Oberlin College professor Joy Karega, who was heavily criticized after The Tower revealed  in February that she had posted Facebook status claiming that Israel was behind the rise of ISIS and the 9/11 terror attacks and Charlie Hebdo terror attacks, has been put on leave and will be barred from teaching on campus while her case is reviewed, the school’s president said in a statement on Wednesday.
“I am committed to continuing and completing an equitable review process,” Oberlin president Marvin Krislov wrote in an email to students, staff, and alumni. “While the process is pending, Professor Karega is on paid leave and will not be teaching at Oberlin. Arrangements are being made to cover her teaching and advising responsibilities.”’ He concluded by saying the school “will have no other comment until the conclusion of the process,” citing the “sensitivity” of the review process.
Krislov was criticized for his initial hesitant response  to the scandal, writing at the time that “Oberlin College respects the rights of its faculty, students, staff and alumni to express their personal views.” A second statement  from Krislov distanced the school from Karega’s postings, but failed to explicitly condemn them.
Other members of Oberlin’s faculty and administration took stronger stands. In early March, Oberlin College Board of Trustees chair Clyde McGregor issued a statement  calling Karega’s postings “abhorrent.” McGregor’s stand was supported  by the American Council of Trustees and Alumni, which issued a statement saying, “Oberlin’s trustees are right….While respecting academic freedom and due process, they must oppose anti-semitism.”
A majority of Karega’s faculty colleagues signed a letter  in April condemning her postings. “Bigotry has no place on the Oberlin campus (or anywhere),” the letter said. “It sullies the values of equality and mutual support that are embedded in our institutional DNA as the first coeducational college and the first to admit students of all races as a matter of policy. … As scholars and teachers who treasure all Oberlin has been and must continue to be, we condemn any manifestation of bigotry on our campus — especially from our faculty.”
A group called Oberlin Alums for Campus Fairness expressed concern  earlier this week that the college had not taken any further steps to address.

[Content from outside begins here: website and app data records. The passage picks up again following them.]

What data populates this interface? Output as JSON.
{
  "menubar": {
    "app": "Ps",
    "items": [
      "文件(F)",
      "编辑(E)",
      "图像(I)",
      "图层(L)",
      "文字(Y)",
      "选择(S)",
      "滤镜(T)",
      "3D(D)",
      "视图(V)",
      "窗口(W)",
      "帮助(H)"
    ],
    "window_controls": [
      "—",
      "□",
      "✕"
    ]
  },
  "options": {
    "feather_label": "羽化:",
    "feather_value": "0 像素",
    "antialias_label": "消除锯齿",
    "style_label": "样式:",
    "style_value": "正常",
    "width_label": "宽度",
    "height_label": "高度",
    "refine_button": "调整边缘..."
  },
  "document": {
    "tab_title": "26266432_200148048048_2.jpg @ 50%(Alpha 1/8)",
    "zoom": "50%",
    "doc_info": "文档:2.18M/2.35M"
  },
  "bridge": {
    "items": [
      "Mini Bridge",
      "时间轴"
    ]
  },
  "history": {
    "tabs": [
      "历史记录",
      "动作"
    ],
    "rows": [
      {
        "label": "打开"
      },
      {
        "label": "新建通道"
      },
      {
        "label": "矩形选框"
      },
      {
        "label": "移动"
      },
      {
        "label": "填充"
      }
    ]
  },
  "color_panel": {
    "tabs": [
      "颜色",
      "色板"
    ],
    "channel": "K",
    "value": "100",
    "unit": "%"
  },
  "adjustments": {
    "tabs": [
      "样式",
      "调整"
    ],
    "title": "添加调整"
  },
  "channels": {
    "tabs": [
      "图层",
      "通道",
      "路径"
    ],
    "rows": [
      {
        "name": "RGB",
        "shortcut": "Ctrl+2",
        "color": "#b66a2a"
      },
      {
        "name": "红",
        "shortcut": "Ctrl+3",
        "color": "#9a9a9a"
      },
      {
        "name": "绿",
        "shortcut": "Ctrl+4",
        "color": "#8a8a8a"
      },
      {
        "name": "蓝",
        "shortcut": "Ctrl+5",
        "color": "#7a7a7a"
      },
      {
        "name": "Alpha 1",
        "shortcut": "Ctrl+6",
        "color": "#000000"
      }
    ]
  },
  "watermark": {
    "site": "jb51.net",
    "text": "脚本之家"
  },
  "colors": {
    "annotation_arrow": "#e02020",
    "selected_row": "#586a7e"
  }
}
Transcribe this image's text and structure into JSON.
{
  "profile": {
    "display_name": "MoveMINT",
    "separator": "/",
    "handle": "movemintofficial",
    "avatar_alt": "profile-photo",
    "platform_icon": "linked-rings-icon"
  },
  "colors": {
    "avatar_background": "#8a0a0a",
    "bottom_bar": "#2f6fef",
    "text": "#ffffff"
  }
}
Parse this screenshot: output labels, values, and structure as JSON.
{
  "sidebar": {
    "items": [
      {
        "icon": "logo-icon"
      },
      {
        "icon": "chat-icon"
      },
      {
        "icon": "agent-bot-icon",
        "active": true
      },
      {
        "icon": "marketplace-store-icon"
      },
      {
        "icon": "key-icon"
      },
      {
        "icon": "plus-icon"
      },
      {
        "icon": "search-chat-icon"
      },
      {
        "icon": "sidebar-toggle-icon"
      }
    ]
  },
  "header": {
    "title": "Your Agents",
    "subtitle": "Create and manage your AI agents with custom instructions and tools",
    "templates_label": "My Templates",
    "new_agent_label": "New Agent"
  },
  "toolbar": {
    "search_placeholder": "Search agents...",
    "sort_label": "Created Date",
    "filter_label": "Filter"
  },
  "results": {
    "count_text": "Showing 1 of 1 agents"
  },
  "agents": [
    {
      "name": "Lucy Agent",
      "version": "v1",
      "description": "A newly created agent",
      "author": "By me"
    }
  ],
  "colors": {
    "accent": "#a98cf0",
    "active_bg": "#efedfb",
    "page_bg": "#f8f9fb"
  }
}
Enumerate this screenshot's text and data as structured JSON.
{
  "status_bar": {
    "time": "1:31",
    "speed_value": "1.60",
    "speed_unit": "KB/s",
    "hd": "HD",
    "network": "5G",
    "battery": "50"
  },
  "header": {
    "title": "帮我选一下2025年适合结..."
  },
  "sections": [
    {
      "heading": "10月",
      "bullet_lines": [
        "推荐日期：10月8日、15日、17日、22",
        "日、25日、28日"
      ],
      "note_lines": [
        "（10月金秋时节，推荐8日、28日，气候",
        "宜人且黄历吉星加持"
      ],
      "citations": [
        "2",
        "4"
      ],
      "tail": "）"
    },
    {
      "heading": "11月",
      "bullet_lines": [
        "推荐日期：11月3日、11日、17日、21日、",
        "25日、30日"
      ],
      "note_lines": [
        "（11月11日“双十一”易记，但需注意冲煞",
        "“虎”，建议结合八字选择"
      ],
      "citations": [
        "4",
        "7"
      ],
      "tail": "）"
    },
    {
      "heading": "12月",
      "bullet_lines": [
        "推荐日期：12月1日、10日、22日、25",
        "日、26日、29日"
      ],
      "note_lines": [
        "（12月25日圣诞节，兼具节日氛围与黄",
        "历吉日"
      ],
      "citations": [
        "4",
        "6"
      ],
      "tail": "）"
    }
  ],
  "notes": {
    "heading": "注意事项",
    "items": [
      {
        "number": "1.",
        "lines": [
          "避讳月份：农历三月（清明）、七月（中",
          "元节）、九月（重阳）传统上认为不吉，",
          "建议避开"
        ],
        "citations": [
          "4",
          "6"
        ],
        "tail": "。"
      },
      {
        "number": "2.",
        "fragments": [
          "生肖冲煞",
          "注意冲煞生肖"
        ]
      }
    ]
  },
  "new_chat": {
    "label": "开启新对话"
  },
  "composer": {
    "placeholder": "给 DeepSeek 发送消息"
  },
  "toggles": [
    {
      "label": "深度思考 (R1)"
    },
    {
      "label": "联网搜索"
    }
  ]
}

In an apparent response to Krislov’s letter, Karega wrote a new Facebook post  that began: “Equitable?” She then expressed gratitude to her supporters and wrote that she had no further comment.
[Photo: Oberlin College / YouTube ]